As the issue of Black Maternal Health in Ohio is discussed, it is imperative to include the teen mother. In 2019 there were 18.8 births per 1,000 girls ages 16 to 19. In many rural areas, these numbers prove to be higher and the barriers to seeking supportive services are far greater.


Developing these young parents' minds and capabilities are core to the overall success for themselves and their children, as parents are a child’s first teacher. Per the proven research of Groundwork Ohio, Ohio’s economy is even influenced by the health and development of our youngest children who, in a matter of years, will be part of our workforce. Factor in rising economic costs, an affordable housing crisis, and inequitable wages of women, and it’s clear that our teen parents will be sentenced to a life of poverty and social injustice upon adulthood if we do nothing but continue to close doors.


We can no longer separate ourselves from a population that is in desperate need of change. In fact, if you are a parenting teen under the age of 18 in Hamilton County there is no place for you to go when you are ejected from your home. Our organization, in collaboration with our partners, is working to create legislative policies that would allow some grace for these teen parents to continue to thrive and prosper. They include:


1. Fund Holloway House & Resource Center, which is a proposed managed site for teen parents. This facility will provide wellness, education, resources, and supportive housing for teen parents in Ohio, Kentucky, and Indiana. The facility will reside in the urban core near local hospitals allowing for more access to health care. The Holloway House will offer workforce development, trauma-informed care plans, case management, and educational support for our youngest babies to support their development. (www.rosemarysbabies.co/changetheoutlook)

2. Create a policy and/or expand parental rights for teen parents 16 years and older. These rights might include:

  • Incorporating limited medical rights. In Ohio, people under 18 who are in labor cannot consent to their own health care. They can receive emergency services, but nothing considered to be elective. For the many Ohio minors who become pregnant, it's a painful gap in coverage. In Ohio, a doctor cannot perform the Cesarean section without parental consent, until her delivery condition is considered a “medical emergency.” This unnecessarily risks the health of the mother and unborn child. Ohio is one of 13 states that has no explicit policy allowing a minor to consent to prenatal and pregnancy-related care.

  • Extend support to make it easier for teen parents to access child care i.e., reducing the age to sign up teen parents for vouchers without parental consent.

  • Expand the Child Tax Credit or Earned Income Tax Credit to teen parents.
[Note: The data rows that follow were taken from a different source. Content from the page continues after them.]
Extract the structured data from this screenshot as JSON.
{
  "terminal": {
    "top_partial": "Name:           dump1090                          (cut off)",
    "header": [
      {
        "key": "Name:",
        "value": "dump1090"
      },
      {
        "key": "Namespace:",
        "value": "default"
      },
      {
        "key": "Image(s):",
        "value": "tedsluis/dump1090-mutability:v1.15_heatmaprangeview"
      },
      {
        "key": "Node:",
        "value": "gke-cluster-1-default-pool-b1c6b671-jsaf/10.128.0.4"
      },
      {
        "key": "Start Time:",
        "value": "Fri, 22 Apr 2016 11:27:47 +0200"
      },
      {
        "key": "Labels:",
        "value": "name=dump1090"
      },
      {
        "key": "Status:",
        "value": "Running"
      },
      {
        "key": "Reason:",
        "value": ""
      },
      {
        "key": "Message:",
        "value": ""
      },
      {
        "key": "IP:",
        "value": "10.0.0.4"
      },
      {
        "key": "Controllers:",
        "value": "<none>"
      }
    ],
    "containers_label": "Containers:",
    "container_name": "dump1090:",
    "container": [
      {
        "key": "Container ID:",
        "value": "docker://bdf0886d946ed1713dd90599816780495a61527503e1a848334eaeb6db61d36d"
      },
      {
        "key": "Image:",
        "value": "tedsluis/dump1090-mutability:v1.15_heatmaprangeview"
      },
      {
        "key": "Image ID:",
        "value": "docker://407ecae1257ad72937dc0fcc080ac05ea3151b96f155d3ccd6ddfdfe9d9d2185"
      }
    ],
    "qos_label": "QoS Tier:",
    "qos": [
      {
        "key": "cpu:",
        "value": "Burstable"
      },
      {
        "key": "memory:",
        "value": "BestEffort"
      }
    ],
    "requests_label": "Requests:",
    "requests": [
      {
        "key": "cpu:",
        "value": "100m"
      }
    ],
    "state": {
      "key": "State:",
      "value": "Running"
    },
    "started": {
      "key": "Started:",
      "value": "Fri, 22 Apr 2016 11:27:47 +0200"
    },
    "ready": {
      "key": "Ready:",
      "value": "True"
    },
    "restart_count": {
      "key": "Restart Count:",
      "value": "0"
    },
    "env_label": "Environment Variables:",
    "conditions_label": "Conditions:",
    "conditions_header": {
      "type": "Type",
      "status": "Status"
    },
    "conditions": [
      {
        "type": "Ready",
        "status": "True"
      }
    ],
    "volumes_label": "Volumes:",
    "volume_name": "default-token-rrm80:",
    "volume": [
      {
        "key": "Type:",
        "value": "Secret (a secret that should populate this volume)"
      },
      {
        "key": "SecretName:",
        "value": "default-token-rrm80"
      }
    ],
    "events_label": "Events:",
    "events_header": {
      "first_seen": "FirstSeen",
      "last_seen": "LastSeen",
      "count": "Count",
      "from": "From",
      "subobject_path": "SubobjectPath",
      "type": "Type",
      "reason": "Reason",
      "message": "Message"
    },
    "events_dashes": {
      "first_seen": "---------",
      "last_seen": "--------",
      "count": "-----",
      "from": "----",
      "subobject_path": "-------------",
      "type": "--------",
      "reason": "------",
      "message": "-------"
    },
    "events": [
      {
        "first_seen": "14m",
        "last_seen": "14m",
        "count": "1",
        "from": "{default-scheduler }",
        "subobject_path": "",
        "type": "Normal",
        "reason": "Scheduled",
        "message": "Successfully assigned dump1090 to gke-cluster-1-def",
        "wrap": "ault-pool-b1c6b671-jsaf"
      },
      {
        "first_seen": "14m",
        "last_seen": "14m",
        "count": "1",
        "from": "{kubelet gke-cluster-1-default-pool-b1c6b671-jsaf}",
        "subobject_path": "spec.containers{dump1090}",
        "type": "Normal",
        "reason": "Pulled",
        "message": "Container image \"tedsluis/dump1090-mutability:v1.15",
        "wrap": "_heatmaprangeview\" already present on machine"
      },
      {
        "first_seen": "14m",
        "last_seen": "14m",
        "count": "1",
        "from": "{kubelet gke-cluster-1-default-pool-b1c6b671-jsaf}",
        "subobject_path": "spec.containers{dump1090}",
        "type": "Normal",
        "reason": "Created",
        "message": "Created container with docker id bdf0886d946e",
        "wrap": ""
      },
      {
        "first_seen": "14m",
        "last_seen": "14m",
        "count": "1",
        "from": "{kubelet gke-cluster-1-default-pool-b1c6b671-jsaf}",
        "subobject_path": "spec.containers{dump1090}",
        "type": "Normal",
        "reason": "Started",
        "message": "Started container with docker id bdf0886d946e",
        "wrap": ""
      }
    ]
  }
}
3. Create a plan for expanded social and emotional support for teen parents and their children in schools and Head Start. The children of teen parents are far more likely to fall behind and have learning disabilities due to trauma. To reverse this, we propose that Head Start and preschool facilities do an early evaluation of children of teen parents. Additionally, these children should receive additional tutoring and support to ensure they are developmentally where they need to be and have the opportunity to get ahead. They should also be given preference for specialized programs or no/low-cost opportunities.


If you have a teen parent in need of support, please visit www.teenparentresources.org.


To learn more about Rosemary’s Babies Co. or to connect please visit www.rosemarysbabies.co or rosemarysbabies.cincy@gmail.com.


Rosemary Oglesby-Henry is the founder and CEO of Rosemary's Babies Company, a Cincinnati-based impact organization (501c3) committed to helping teen parents master the concepts of self-leadership to leave a legacy. Rosemary herself was a teen parent and has dedicated her life to changing the outlook for teen parents.